Schiff and Judiciary Chairman Jerry Nadler, D-N.Y., have already publicly argued that the White House's decision to ignore subpoenas for testimony and documents is building a case for one article of impeachment for obstruction of Congress.
Once the panel agrees on any language for possible articles, it would vote on them and present them to the full House. A full House vote would likely happen quickly after any judiciary action — there are very few legislative days left on the calendar this year. Nadler and House Speaker Nancy Pelosi, D-Calif., however, have been careful not to put any hard deadline on a House vote on articles of impeachment.
If the House impeaches the president, what happens in the Senate?
If the House approves articles of impeachment, Senate Majority Leader Mitch McConnell, R-Ky., said the Senate will move to a trial. McConnell points to the 1999 impeachment trial of then-President Bill Clinton as the model for how a trial would work. He would need to negotiate the procedures with Senate Minority Leader Chuck Schumer, D-N.Y., but any trial is expected to last several weeks.
Chief Justice of the United States John Roberts would preside over the trial and make any rulings on issues that would arise during the debate. All other Senate business would be put on hold, and all senators — including those running for president in 2020 — would be required to be present and listen to the evidence.
Impeachment managers designated by House leaders would lay out the case on the articles of impeachment, and White House counsel Pat Cipollone is preparing to present the defense.
Will the president be removed from office?
Republicans control the Senate and remain strongly opposed to impeachment and have the votes to acquit him.

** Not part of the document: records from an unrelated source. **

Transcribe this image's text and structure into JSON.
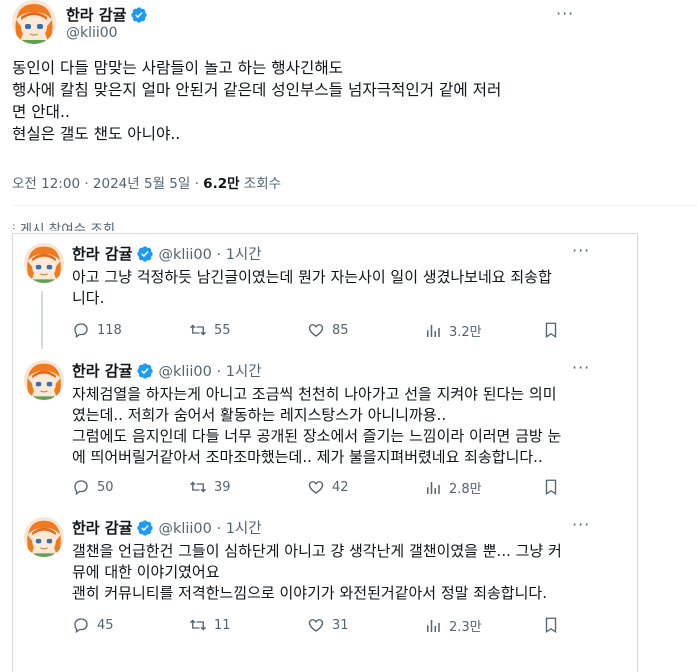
{
  "main_tweet": {
    "author_name": "한라 감귤",
    "handle": "@klii00",
    "more": "···",
    "lines": [
      "동인이 다들 맘맞는 사람들이 놀고 하는 행사긴해도",
      "행사에 칼침 맞은지 얼마 안된거 같은데 성인부스들 넘자극적인거 같에 저러",
      "면 안대..",
      "현실은 갤도 챈도 아니야.."
    ],
    "timestamp": "오전 12:00 · 2024년 5월 5일 · ",
    "views_count": "6.2만",
    "views_label": " 조회수",
    "engagements_label": "게시 참여수 조회"
  },
  "replies": [
    {
      "author_name": "한라 감귤",
      "handle": "@klii00 · 1시간",
      "lines": [
        "아고 그냥 걱정하듯 남긴글이였는데 뭔가 자는사이 일이 생겼나보네요 죄송합",
        "니다."
      ],
      "replies_count": "118",
      "reposts_count": "55",
      "likes_count": "85",
      "views_count": "3.2만"
    },
    {
      "author_name": "한라 감귤",
      "handle": "@klii00 · 1시간",
      "lines": [
        "자체검열을 하자는게 아니고 조금씩 천천히 나아가고 선을 지켜야 된다는 의미",
        "였는데.. 저희가 숨어서 활동하는 레지스탕스가 아니니까용..",
        "그럼에도 음지인데 다들 너무 공개된 장소에서 즐기는 느낌이라 이러면 금방 눈",
        "에 띄어버릴거같아서 조마조마했는데.. 제가 불을지펴버렸네요 죄송합니다.."
      ],
      "replies_count": "50",
      "reposts_count": "39",
      "likes_count": "42",
      "views_count": "2.8만"
    },
    {
      "author_name": "한라 감귤",
      "handle": "@klii00 · 1시간",
      "lines": [
        "갤챈을 언급한건 그들이 심하단게 아니고 걍 생각난게 갤챈이였을 뿐... 그냥 커",
        "뮤에 대한 이야기였어요",
        "괜히 커뮤니티를 저격한느낌으로 이야기가 와전된거같아서 정말 죄송합니다."
      ],
      "replies_count": "45",
      "reposts_count": "11",
      "likes_count": "31",
      "views_count": "2.3만"
    }
  ],
  "icons": {
    "verified": "verified-badge-icon",
    "reply": "reply-icon",
    "repost": "repost-icon",
    "like": "heart-icon",
    "views": "views-bar-chart-icon",
    "bookmark": "bookmark-icon",
    "more": "more-dots-icon"
  },
  "colors": {
    "verified_blue": "#1d9bf0",
    "text": "#0f1419",
    "secondary": "#536471",
    "border": "#cfd9de"
  }
}
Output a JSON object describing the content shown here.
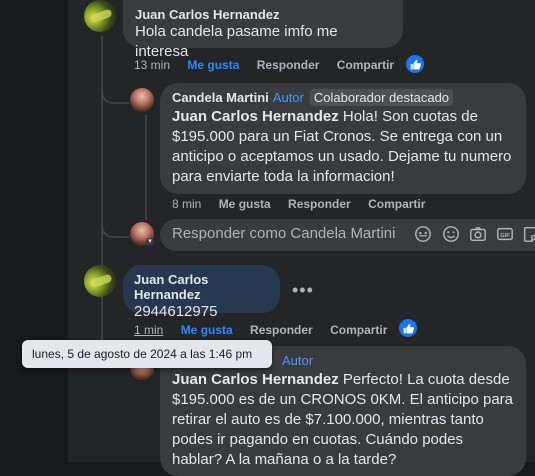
{
  "comment1": {
    "author": "Juan Carlos Hernandez",
    "text": "Hola candela pasame imfo me interesa",
    "actions": {
      "time": "13 min",
      "like": "Me gusta",
      "reply": "Responder",
      "share": "Compartir"
    }
  },
  "reply1": {
    "author": "Candela Martini",
    "author_badge": "Autor",
    "badge": "Colaborador destacado",
    "mention": "Juan Carlos Hernandez",
    "text": " Hola! Son cuotas de $195.000 para un Fiat Cronos. Se entrega con un anticipo o aceptamos un usado. Dejame tu numero para enviarte toda la informacion!",
    "actions": {
      "time": "8 min",
      "like": "Me gusta",
      "reply": "Responder",
      "share": "Compartir"
    }
  },
  "reply_input": {
    "placeholder": "Responder como Candela Martini"
  },
  "comment2": {
    "author": "Juan Carlos Hernandez",
    "text": "2944612975",
    "actions": {
      "time": "1 min",
      "like": "Me gusta",
      "reply": "Responder",
      "share": "Compartir"
    }
  },
  "reply2": {
    "author_badge": "Autor",
    "mention": "Juan Carlos Hernandez",
    "text": " Perfecto! La cuota desde $195.000 es de un CRONOS 0KM. El anticipo para retirar el auto es de $7.100.000, mientras tanto podes ir pagando en cuotas. Cuándo podes hablar? A la mañana o a la tarde?"
  },
  "tooltip": {
    "text": "lunes, 5 de agosto de 2024 a las 1:46 pm"
  },
  "colors": {
    "panel": "#242526",
    "bubble": "#3a3b3c",
    "bubble_highlight": "#263951",
    "accent": "#2d88ff"
  }
}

In order to remove the president, the Senate would need a two-thirds majority to convict and remove him from office — that would require 20 GOP senators to join with Democrats.